# [Given information]
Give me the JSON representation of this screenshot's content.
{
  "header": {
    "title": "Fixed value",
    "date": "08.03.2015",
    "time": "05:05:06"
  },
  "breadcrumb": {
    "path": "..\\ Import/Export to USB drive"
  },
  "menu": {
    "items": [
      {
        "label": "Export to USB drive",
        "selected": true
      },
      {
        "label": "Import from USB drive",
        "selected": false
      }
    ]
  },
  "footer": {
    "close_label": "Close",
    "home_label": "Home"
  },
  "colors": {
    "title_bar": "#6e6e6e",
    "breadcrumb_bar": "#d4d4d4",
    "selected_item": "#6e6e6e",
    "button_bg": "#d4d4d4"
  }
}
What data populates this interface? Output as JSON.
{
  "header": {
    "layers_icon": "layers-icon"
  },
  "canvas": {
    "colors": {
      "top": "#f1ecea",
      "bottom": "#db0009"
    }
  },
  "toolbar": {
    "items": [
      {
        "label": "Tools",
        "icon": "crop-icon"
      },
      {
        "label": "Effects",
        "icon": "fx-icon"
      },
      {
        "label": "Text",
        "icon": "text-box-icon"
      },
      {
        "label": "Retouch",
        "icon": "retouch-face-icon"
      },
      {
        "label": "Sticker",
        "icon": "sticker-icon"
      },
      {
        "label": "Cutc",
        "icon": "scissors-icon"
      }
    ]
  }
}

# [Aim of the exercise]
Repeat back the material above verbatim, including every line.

# [Worked solution]
Give me the JSON representation of this screenshot's content.
{
  "header": {
    "title": "Fixed value",
    "date": "08.03.2015",
    "time": "05:05:06"
  },
  "breadcrumb": {
    "path": "..\\ Import/Export to USB drive"
  },
  "menu": {
    "items": [
      {
        "label": "Export to USB drive",
        "selected": true
      },
      {
        "label": "Import from USB drive",
        "selected": false
      }
    ]
  },
  "footer": {
    "close_label": "Close",
    "home_label": "Home"
  },
  "colors": {
    "title_bar": "#6e6e6e",
    "breadcrumb_bar": "#d4d4d4",
    "selected_item": "#6e6e6e",
    "button_bg": "#d4d4d4"
  }
}
What data populates this interface? Output as JSON.
{
  "header": {
    "layers_icon": "layers-icon"
  },
  "canvas": {
    "colors": {
      "top": "#f1ecea",
      "bottom": "#db0009"
    }
  },
  "toolbar": {
    "items": [
      {
        "label": "Tools",
        "icon": "crop-icon"
      },
      {
        "label": "Effects",
        "icon": "fx-icon"
      },
      {
        "label": "Text",
        "icon": "text-box-icon"
      },
      {
        "label": "Retouch",
        "icon": "retouch-face-icon"
      },
      {
        "label": "Sticker",
        "icon": "sticker-icon"
      },
      {
        "label": "Cutc",
        "icon": "scissors-icon"
      }
    ]
  }
}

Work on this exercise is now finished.